Who's in It:
Eva Longoria Parker, Paul Rudd, Lake Bell, Jason Biggs
The Basics: When you die, you turn into a ghost. You also get a spray-on tan. You didn't know that the afterlife was one big tanning salon? Well, it is. Also, you are not punished for having been an uptight, micromanaging pain in the ass while you were on Earth. You get to keep on being one until you've finally learned your lesson. Here, the lesson is that you have to let go of the past, so you can move on into the future. Longoria Parker is the tan ghost who has to learn the lesson. Stoked now?
What's the Deal? It's kind of impossible to hate this dumb, barely funny movie. That's because when it does finally get around to making you laugh a couple of times, you tend to find forgiveness in your heart. Or maybe pity. It's kind of like when you see a three-legged kitten. You know it should be put down. But you can't bring yourself to be the one to do it.
The Funny Bits: The part where Rudd he's dead Eva's still-living fiancé who's moving on and dating Bell is trying to get it on with Bell, and Eva hovers horizontally over and heckles them. It's a weird, loud, three-way-ghost-sex sandwich. Then she sings "The Greatest Love of All."
Theological Implications: You will learn that (a) ghosts can resist exorcism by Catholic priests and play tricks on them, (b) ghosts are spirits yet also retain their physical bodies and obsess about their weight, and (c) the powers that be in the new, more tolerant afterlife take a decidedly laissez-faire approach to occult practices such as haunting.
No Spoilers Here, But
Biggs plays a man with a very big secret. And it's a situation that, I promise you, simply does not exist in real life.
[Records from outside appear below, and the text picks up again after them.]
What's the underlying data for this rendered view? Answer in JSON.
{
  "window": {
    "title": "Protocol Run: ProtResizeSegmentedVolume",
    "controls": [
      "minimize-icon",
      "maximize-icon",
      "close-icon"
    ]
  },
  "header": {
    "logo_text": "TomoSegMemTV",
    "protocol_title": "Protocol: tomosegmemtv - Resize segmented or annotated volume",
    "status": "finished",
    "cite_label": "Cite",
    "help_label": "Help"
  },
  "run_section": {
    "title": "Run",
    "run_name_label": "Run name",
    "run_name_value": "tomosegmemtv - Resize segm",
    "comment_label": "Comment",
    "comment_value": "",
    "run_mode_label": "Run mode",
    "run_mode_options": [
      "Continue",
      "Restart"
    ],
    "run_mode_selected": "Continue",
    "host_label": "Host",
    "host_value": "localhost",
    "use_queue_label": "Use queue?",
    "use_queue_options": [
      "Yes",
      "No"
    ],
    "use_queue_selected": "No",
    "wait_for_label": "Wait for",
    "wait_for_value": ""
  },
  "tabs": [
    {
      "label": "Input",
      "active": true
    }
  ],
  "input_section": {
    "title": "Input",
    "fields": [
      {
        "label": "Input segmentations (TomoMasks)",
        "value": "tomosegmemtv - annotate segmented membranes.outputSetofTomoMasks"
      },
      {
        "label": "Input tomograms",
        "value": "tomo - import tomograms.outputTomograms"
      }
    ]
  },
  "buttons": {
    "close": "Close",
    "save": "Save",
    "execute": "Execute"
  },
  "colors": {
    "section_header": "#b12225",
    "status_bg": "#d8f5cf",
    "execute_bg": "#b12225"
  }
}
It's only tolerable here because this is already a film where sexy lady ghosts are zapping people, trying to make them behave. It ain't like it's a documentary.